This journey was difficult. None of the youths had professional biking experience.
Ware rode during all the shifts, totaling nine hours a day, to make sure no one got left behind.
“He was always yelling close the gap! Close the gap!” recalled Aishwarya Sai, an 18-year-old Falun Gong practitioner from India.
The Last 10 Miles
In Washington in July, the air was heavy with heat and grief.
It was the 16th anniversary of July 20, 1999, when dictator Jiang Zemin launched the persecution of Falun Gong. He could not control a spiritual movement that aligned with traditional values instead of communist ideology. So he set out to eliminate it.
“Ruin their [Falun Gong practitioner’s] reputations, bankrupt them financially, and destroy them physically,” he said during the launch of the policy.
At the end of their 45-day journey, the cyclists joined them in Washington with scabby knees and arms laden with mosquito bites.

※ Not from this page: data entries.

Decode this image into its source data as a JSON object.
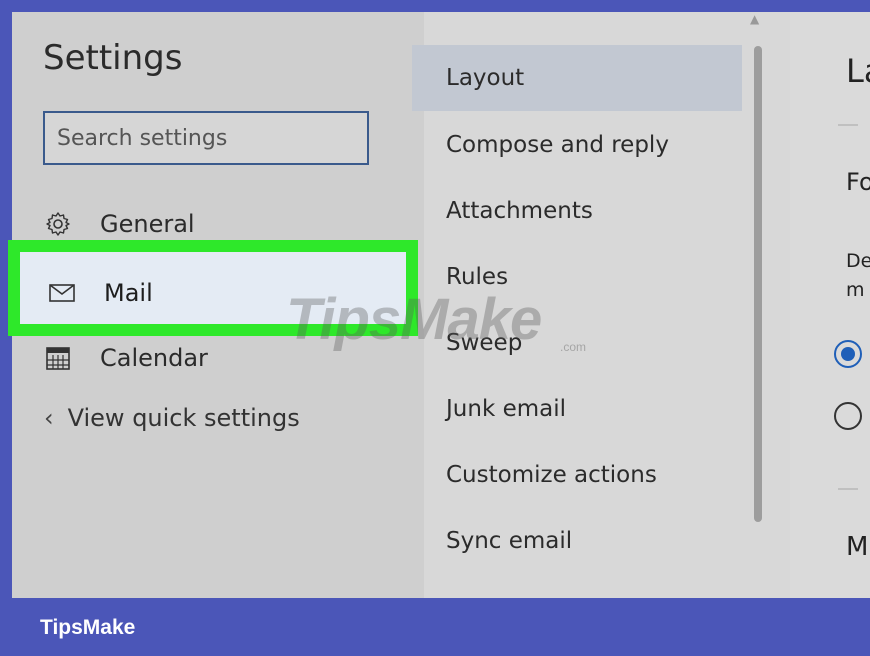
{
  "settings": {
    "title": "Settings",
    "search_placeholder": "Search settings"
  },
  "left_nav": {
    "items": [
      {
        "label": "General",
        "icon": "gear-icon"
      },
      {
        "label": "Mail",
        "icon": "envelope-icon"
      },
      {
        "label": "Calendar",
        "icon": "calendar-icon"
      }
    ],
    "selected": "Mail",
    "highlight_color": "#2ee82a",
    "quick_settings": "View quick settings"
  },
  "mail_nav": {
    "items": [
      {
        "label": "Layout"
      },
      {
        "label": "Compose and reply"
      },
      {
        "label": "Attachments"
      },
      {
        "label": "Rules"
      },
      {
        "label": "Sweep"
      },
      {
        "label": "Junk email"
      },
      {
        "label": "Customize actions"
      },
      {
        "label": "Sync email"
      }
    ],
    "selected": "Layout"
  },
  "right_panel": {
    "heading_fragment": "La",
    "section_fragment": "Fo",
    "desc_line1": "De",
    "desc_line2": "m",
    "section2_fragment": "M"
  },
  "watermark": {
    "text": "TipsMake",
    "sub": ".com"
  },
  "footer": {
    "brand": "TipsMake"
  },
  "colors": {
    "frame": "#4b56b8",
    "accent_highlight": "#2ee82a",
    "selected_item_bg": "#c2c8d2",
    "radio_selected": "#1f5fb8"
  }
}
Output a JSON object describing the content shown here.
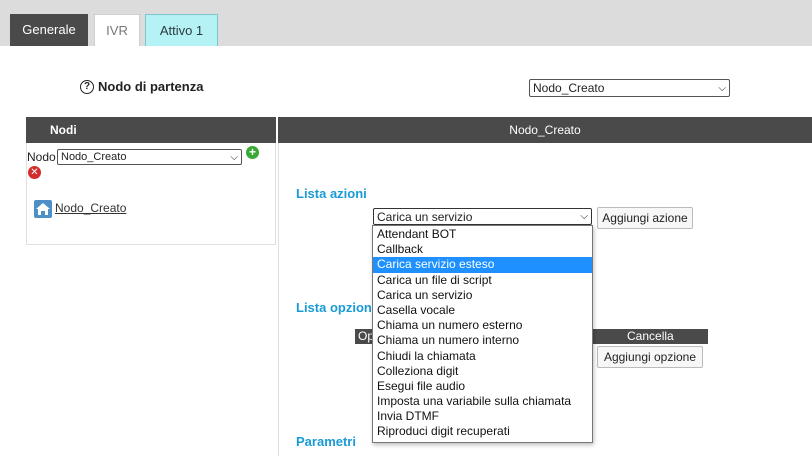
{
  "tabs": [
    {
      "label": "Generale"
    },
    {
      "label": "IVR"
    },
    {
      "label": "Attivo 1"
    }
  ],
  "start_node": {
    "label": "Nodo di partenza",
    "selected": "Nodo_Creato"
  },
  "left_panel": {
    "header": "Nodi",
    "nodo_label": "Nodo",
    "nodo_selected": "Nodo_Creato",
    "node_link": "Nodo_Creato"
  },
  "right_panel": {
    "header": "Nodo_Creato",
    "lista_azioni": "Lista azioni",
    "action_selected": "Carica un servizio",
    "add_action": "Aggiungi azione",
    "lista_opzioni": "Lista opzion",
    "options_col_op": "Op",
    "options_col_cancel": "Cancella",
    "add_option": "Aggiungi opzione",
    "parametri": "Parametri"
  },
  "dropdown": {
    "highlighted": "Carica servizio esteso",
    "options": [
      "Attendant BOT",
      "Callback",
      "Carica servizio esteso",
      "Carica un file di script",
      "Carica un servizio",
      "Casella vocale",
      "Chiama un numero esterno",
      "Chiama un numero interno",
      "Chiudi la chiamata",
      "Colleziona digit",
      "Esegui file audio",
      "Imposta una variabile sulla chiamata",
      "Invia DTMF",
      "Riproduci digit recuperati"
    ]
  },
  "colors": {
    "header_dark": "#4a4a4a",
    "accent_blue": "#1a9bd7",
    "tab_active": "#b5f2f5",
    "highlight": "#1e90ff"
  }
}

So did four members of Congress, who attended the rally on the West Lawn of the U.S. Capitol. Thirteen elected officials sent letters of support.
“From what I know about Jiang, he needs to be in jail, not Falun Gong,” Rep. Ted Poe (R-Texas) said at the rally.
“You’re peaceful, you’re compassionate, you’re tolerant, you’re people that should be respected for your beliefs instead of being persecuted by the communist tyrants in Beijing,” Rep. Ileana Ros-Lehtinen (R-Fla.) said.
Ros-Lehtinen introduced a House Resolution 343 (H.Res.343), which condemns the state-sanctioned organ harvesting of prisoners of conscience in China.
After the rally, the Ride2Freedom group walked their bikes as part of a peaceful march, where people from around the world gathered to hold yellow banners that said “Falun Gong is Good,” and “The World Needs Truthfulness, Compassion, Forbearance.”
From afar, the banners looked like endless waves of yellow silk. It moved Sophia to see so many yellow banners, as she thought of how her grandmother was once imprisoned for holding a similar banner in Tiananmen Square.
As the sun started to set, Ware ascended on a scissor lift that overlooked the Memorial, where people were setting up for a candlelight vigil.
He relished a rare moment of silence and thought about whether the journey had succeeded.
Sure, some of the original grand plans—such as having the ride be a reality television show—didn’t come through. But it was not a failure.
The riders learned social responsibility. They learned that they had agency to create change in this world.
“Dad, do we all sit together during the vigil?” his 12-year-old son, Zachary-Omego Ware, suddenly asked from below.
“I’m telling you this is your project, you kids make the decision,” he said.
The youths, in their gray T-shirts, proceeded to scatter throughout the crowd so that their gray did not distract from the yellow formation.
Then, one by one, 12,000 tea candles lit and flickered in the dark.